Skin-to-skin contact boosts the growth of Morish, a tiny baby born early

Kangaroo Mother Care supporting growth of preterm babies

By Proscovia Nakibuuka Mbonye
newborn health, new born health, kangaroo mother care
UNICEF Uganda/2019/Abdul
11 January 2020

The 15 November 2019 started just like any other day for 28-year-old Lucy Ayikoru – house chores and then a visit to the market. She was 30 weeks pregnant and didn’t expect her baby anytime soon. While at the market, she started experiencing lower abdominal pains, backache and then watery bleeding, all danger signs during pregnancy. The symptoms intensified, which prompted her to go to the nearest health facility, Omugo Health Centre IV, in Arua District. She was quickly admitted, which made her worried.

At Omugo, Ayikoru was welcomed by Sister Ndaru Beatrice, a nursing officer in midwifery and a beneficiary of the UNICEF-supported training in caring for small and sick babies, including Kangaroo Mother Care (KMC). KMC is a method of care of preterm babies, involving infants being carried, usually by the mother, with skin-to-skin contact. The trainings were made possible through funding from the Swedish International Development Cooperation Agency (SIDA).

To Ayikoru’s surprise, a few hours into admission, she was told her baby would be delivered that night. Scared and frightened, the first thought she had was,

“My baby might die because he/she is going to be very small.”

Together with her husband, the couple was counselled by Sister Ndaru who assured them that the baby would be okay if they followed the instructions provided. Ndaru was confident that the baby would live – she had the knowledge and skills to make this happen. 

Through a Caesarian section, baby Aitaa Morish was born. He was tiny and only weighed 1.5 kilos. “He was small, weak, with mild asphyxia and a bit blue in colour,” said Sister Ndaru. “I immediately put the baby on her mother’s chest while she was still on the operating table. In just a few minutes, he stabilized, started breathing better and instantly turned a healthy pink.” She confirms that she learnt all this during the UNICEF training.

“If I hadn’t attended the training, this baby would have died. I didn’t have all this knowledge before,” says Sister Ndaru.
Small as he was, baby Morish was started on KMC, with both parents taking turns to carry the little one. “I told them that if they put the baby down, he would not live,” says Sister Ndaru.

newborn health, new born health, kangaroo mother care
Arua Regional referral Hospital

The skin-to-skin contact brought quick results and after three weeks, baby Morish was stronger, showed a suckling reflex and was taken home.

Today, he weighs 3 kilos and still enjoys warmth on his mother’s chest in the comfort of their home.

newborn health, new born health, kangaroo mother care
UNICEF Uganda/2019/Abdul

“I am very happy to see his weight increasing, he has grown.
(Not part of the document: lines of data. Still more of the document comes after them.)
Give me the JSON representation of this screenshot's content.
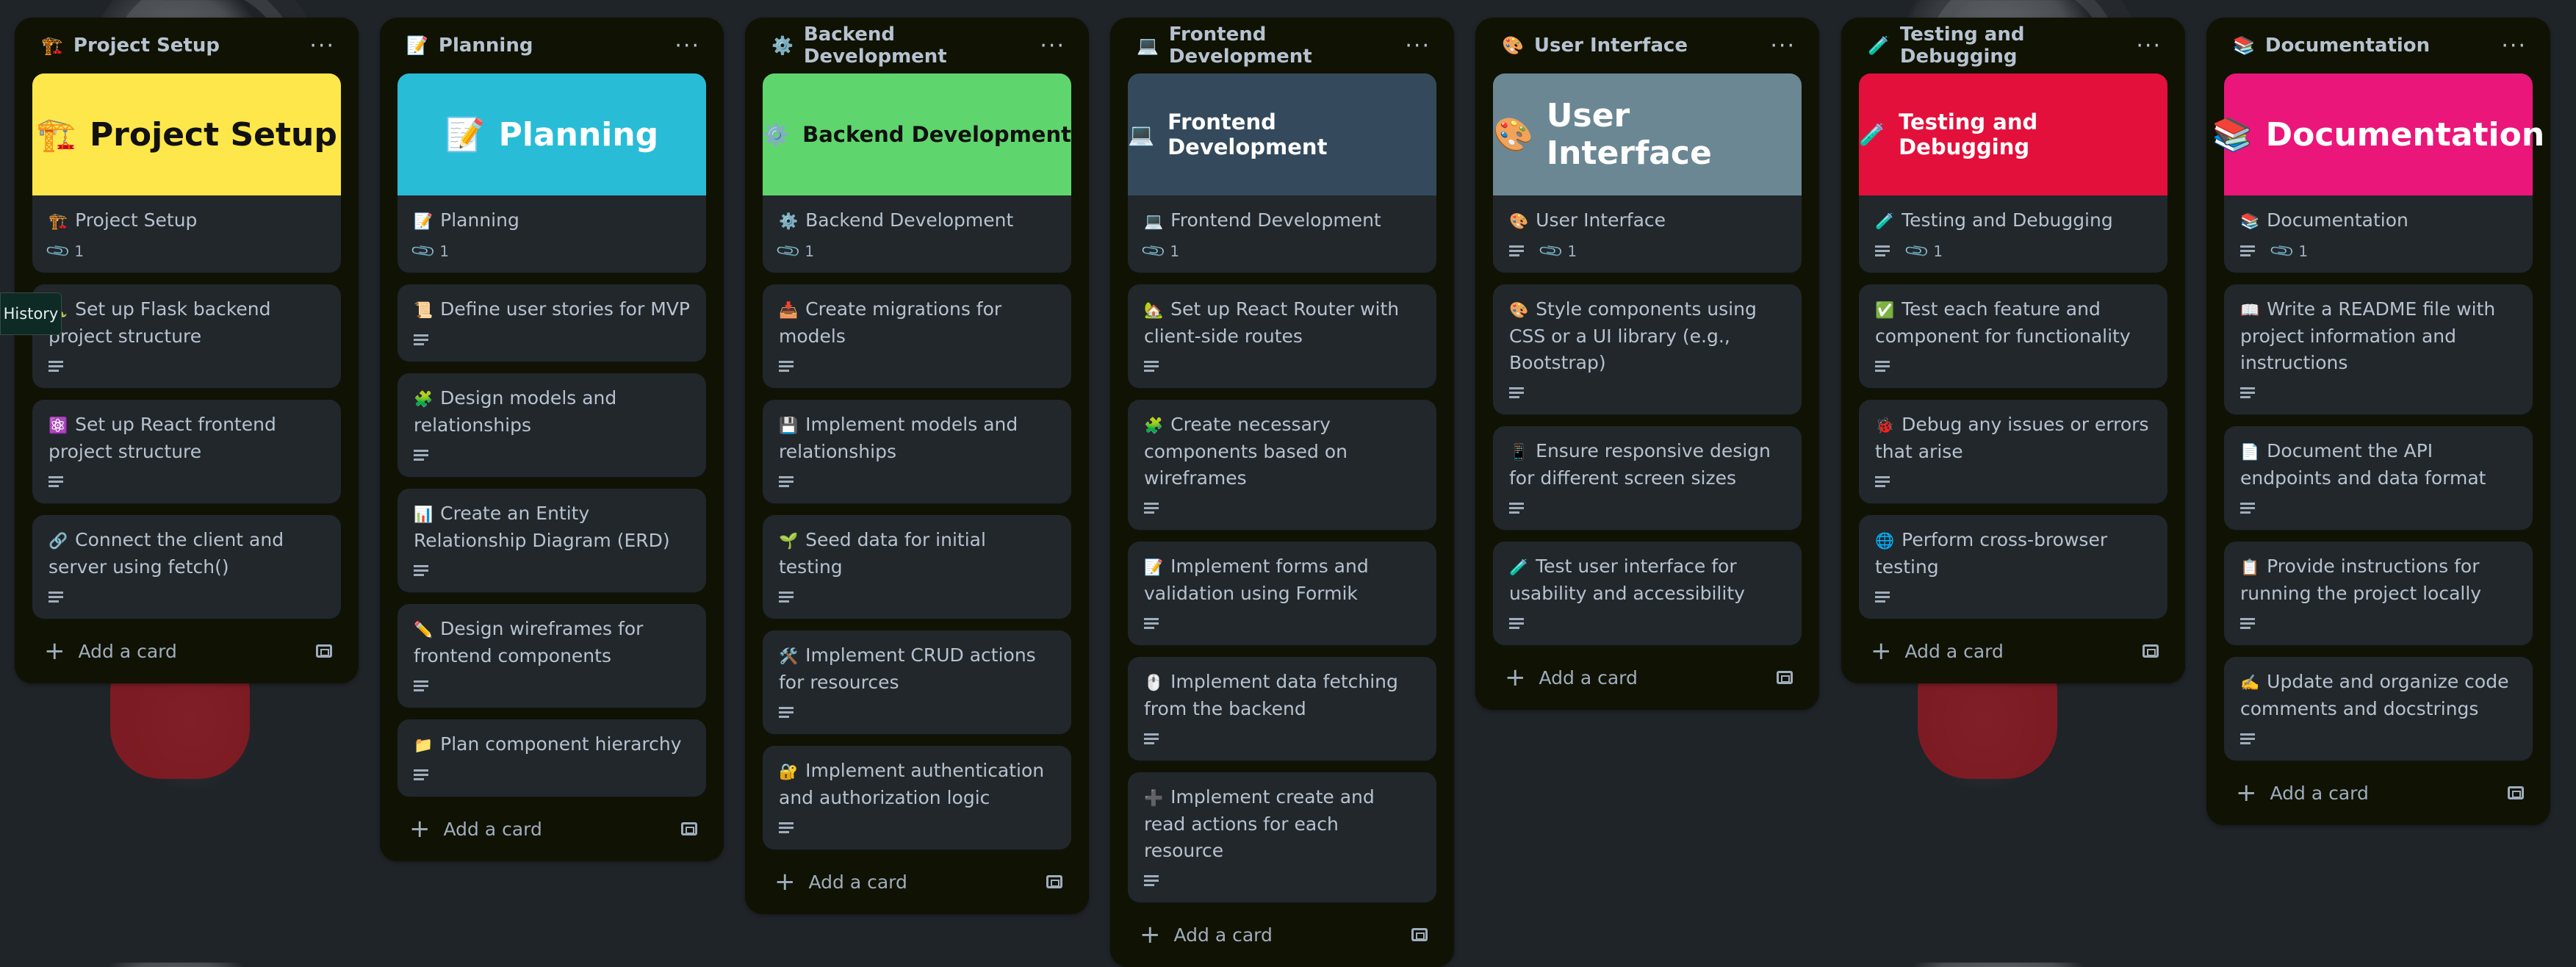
{
  "tooltip": "History",
  "lists": [
    {
      "title": "Project Setup",
      "emoji": "🏗️",
      "cover": {
        "bg": "#fee74a",
        "text_color": "#111111",
        "size": "big",
        "emoji": "🏗️",
        "text": "Project Setup"
      },
      "cards": [
        {
          "emoji": "🏗️",
          "text": "Project Setup",
          "desc": false,
          "attach": "1"
        },
        {
          "emoji": "🐍",
          "text": "Set up Flask backend project structure",
          "desc": true
        },
        {
          "emoji": "⚛️",
          "text": "Set up React frontend project structure",
          "desc": true
        },
        {
          "emoji": "🔗",
          "text": "Connect the client and server using fetch()",
          "desc": true
        }
      ],
      "add_label": "Add a card"
    },
    {
      "title": "Planning",
      "emoji": "📝",
      "cover": {
        "bg": "#29bcd7",
        "text_color": "#ffffff",
        "size": "big",
        "emoji": "📝",
        "text": "Planning"
      },
      "cards": [
        {
          "emoji": "📝",
          "text": "Planning",
          "desc": false,
          "attach": "1"
        },
        {
          "emoji": "📜",
          "text": "Define user stories for MVP",
          "desc": true
        },
        {
          "emoji": "🧩",
          "text": "Design models and relationships",
          "desc": true
        },
        {
          "emoji": "📊",
          "text": "Create an Entity Relationship Diagram (ERD)",
          "desc": true
        },
        {
          "emoji": "✏️",
          "text": "Design wireframes for frontend components",
          "desc": true
        },
        {
          "emoji": "📁",
          "text": "Plan component hierarchy",
          "desc": true
        }
      ],
      "add_label": "Add a card"
    },
    {
      "title": "Backend Development",
      "emoji": "⚙️",
      "cover": {
        "bg": "#5fd66d",
        "text_color": "#111111",
        "size": "mid",
        "emoji": "⚙️",
        "text": "Backend Development"
      },
      "cards": [
        {
          "emoji": "⚙️",
          "text": "Backend Development",
          "desc": false,
          "attach": "1"
        },
        {
          "emoji": "📥",
          "text": "Create migrations for models",
          "desc": true
        },
        {
          "emoji": "💾",
          "text": "Implement models and relationships",
          "desc": true
        },
        {
          "emoji": "🌱",
          "text": "Seed data for initial testing",
          "desc": true
        },
        {
          "emoji": "🛠️",
          "text": "Implement CRUD actions for resources",
          "desc": true
        },
        {
          "emoji": "🔐",
          "text": "Implement authentication and authorization logic",
          "desc": true
        }
      ],
      "add_label": "Add a card"
    },
    {
      "title": "Frontend Development",
      "emoji": "💻",
      "cover": {
        "bg": "#344a5c",
        "text_color": "#ffffff",
        "size": "mid",
        "emoji": "💻",
        "text": "Frontend Development"
      },
      "cards": [
        {
          "emoji": "💻",
          "text": "Frontend Development",
          "desc": false,
          "attach": "1"
        },
        {
          "emoji": "🏡",
          "text": "Set up React Router with client-side routes",
          "desc": true
        },
        {
          "emoji": "🧩",
          "text": "Create necessary components based on wireframes",
          "desc": true
        },
        {
          "emoji": "📝",
          "text": "Implement forms and validation using Formik",
          "desc": true
        },
        {
          "emoji": "🖱️",
          "text": "Implement data fetching from the backend",
          "desc": true
        },
        {
          "emoji": "➕",
          "text": "Implement create and read actions for each resource",
          "desc": true
        }
      ],
      "add_label": "Add a card"
    },
    {
      "title": "User Interface",
      "emoji": "🎨",
      "cover": {
        "bg": "#6b8794",
        "text_color": "#ffffff",
        "size": "big",
        "emoji": "🎨",
        "text": "User Interface"
      },
      "cards": [
        {
          "emoji": "🎨",
          "text": "User Interface",
          "desc": true,
          "attach": "1"
        },
        {
          "emoji": "🎨",
          "text": "Style components using CSS or a UI library (e.g., Bootstrap)",
          "desc": true
        },
        {
          "emoji": "📱",
          "text": "Ensure responsive design for different screen sizes",
          "desc": true
        },
        {
          "emoji": "🧪",
          "text": "Test user interface for usability and accessibility",
          "desc": true
        }
      ],
      "add_label": "Add a card"
    },
    {
      "title": "Testing and Debugging",
      "emoji": "🧪",
      "cover": {
        "bg": "#e2103b",
        "text_color": "#ffffff",
        "size": "mid",
        "emoji": "🧪",
        "text": "Testing and Debugging"
      },
      "cards": [
        {
          "emoji": "🧪",
          "text": "Testing and Debugging",
          "desc": true,
          "attach": "1"
        },
        {
          "emoji": "✅",
          "text": "Test each feature and component for functionality",
          "desc": true
        },
        {
          "emoji": "🐞",
          "text": "Debug any issues or errors that arise",
          "desc": true
        },
        {
          "emoji": "🌐",
          "text": "Perform cross-browser testing",
          "desc": true
        }
      ],
      "add_label": "Add a card"
    },
    {
      "title": "Documentation",
      "emoji": "📚",
      "cover": {
        "bg": "#ea1679",
        "text_color": "#ffffff",
        "size": "big",
        "emoji": "📚",
        "text": "Documentation"
      },
      "cards": [
        {
          "emoji": "📚",
          "text": "Documentation",
          "desc": true,
          "attach": "1"
        },
        {
          "emoji": "📖",
          "text": "Write a README file with project information and instructions",
          "desc": true
        },
        {
          "emoji": "📄",
          "text": "Document the API endpoints and data format",
          "desc": true
        },
        {
          "emoji": "📋",
          "text": "Provide instructions for running the project locally",
          "desc": true
        },
        {
          "emoji": "✍️",
          "text": "Update and organize code comments and docstrings",
          "desc": true
        }
      ],
      "add_label": "Add a card"
    }
  ]
}
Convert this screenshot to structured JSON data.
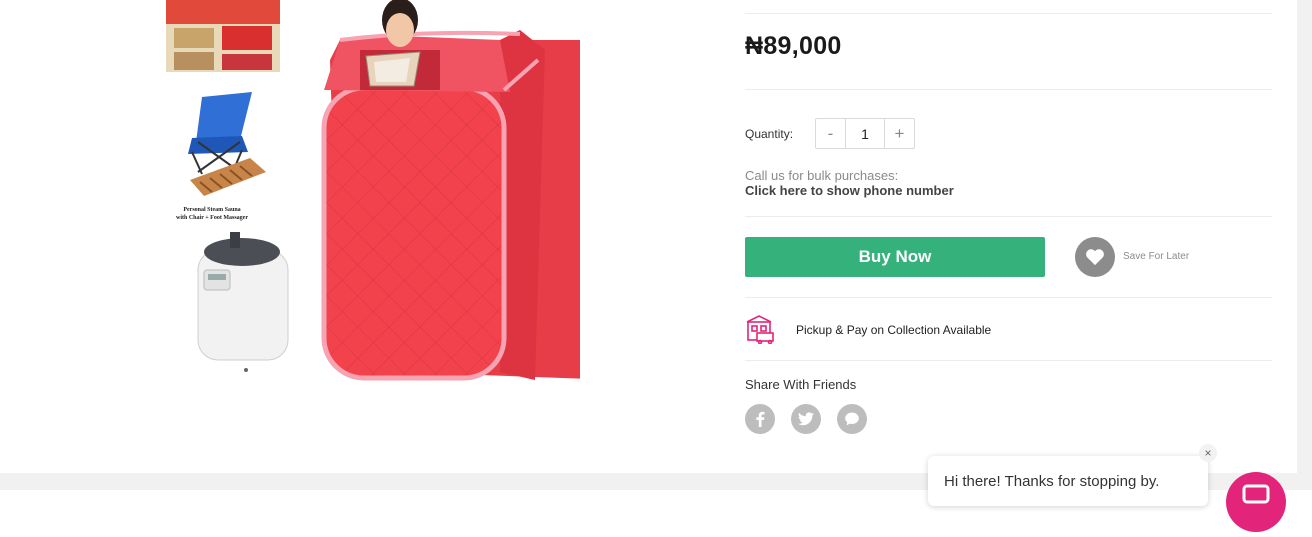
{
  "product": {
    "price": "₦89,000",
    "image_caption_line1": "Personal Steam Sauna",
    "image_caption_line2": "with Chair + Foot Massager"
  },
  "quantity": {
    "label": "Quantity:",
    "decrement": "-",
    "value": "1",
    "increment": "+"
  },
  "bulk": {
    "text": "Call us for bulk purchases:",
    "link": "Click here to show phone number"
  },
  "actions": {
    "buy_now": "Buy Now",
    "save_for_later": "Save For Later"
  },
  "delivery": {
    "pickup_text": "Pickup & Pay on Collection Available"
  },
  "share": {
    "title": "Share With Friends",
    "icons": [
      "facebook-icon",
      "twitter-icon",
      "chat-icon"
    ]
  },
  "chat": {
    "close": "×",
    "greeting": "Hi there! Thanks for stopping by."
  },
  "colors": {
    "buy_button": "#35b17b",
    "brand_pink": "#e2247a",
    "tent_red": "#f2434d",
    "tent_trim": "#f7a3b2"
  }
}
I now feel like a mother,” 

says Ayikoru with a beam.
newborn health, new born health, kangaroo mother care
UNICEF Uganda/2019/Abdul

Baby Morish can now breastfeed, which he didn’t do before. After delivery, he was fed on expressed breastmilk because he couldn’t suckle. The health workers encouraged Ayikoru to breastfeed exclusively for faster results. Breastmilk is important for the optimal growth and development of full-term infants, and it’s even more important for vulnerable premature babies.

newborn health, kangaroo mother cre
UNICEF Uganda/2019/Abdul

Benefits of the skin-to-skin contact of mother and baby

Sister Ndaru explains the benefits of skin-to-skin contact for mother and baby with a lot of passion. She has seen many babies, including Morish, saved by the KMC approach, especially in the critical few hours after delivery. She shares that KMC provides warmth for preterm babies, which subsequently supports the development of their lungs, helps them gain weight very fast, stabilizes their heart beat, stabilizes their breathing, creates bonding between the mother and child and above all, protects the small baby from infections because the baby is always on the mother’s chest  and inaccessible to others. “It is like an incubator,” says Sister Ndaru.

newborn health, new born health, kangaroo mother care
UNICEF Uganda/2019/Abdul

“It has been a long journey for my son, but the nurses have helped us so much. I want him to grow into a strong baby boy,”

said Andama Robert, father of Morish.
newborn health, new born health, kangaroo mother care
UNICEF Uganda/2019/Abdul

Ndaru is proud of the couple for looking after their son. She occasionally makes follow up visits to assess the growth of little Mosish and encourages Ayikoru to continue putting the baby on the chest for him to grow even faster and stronger. 

newborn health, new born health, kangaroo mother care
UNICEF Uganda/2019/Abdul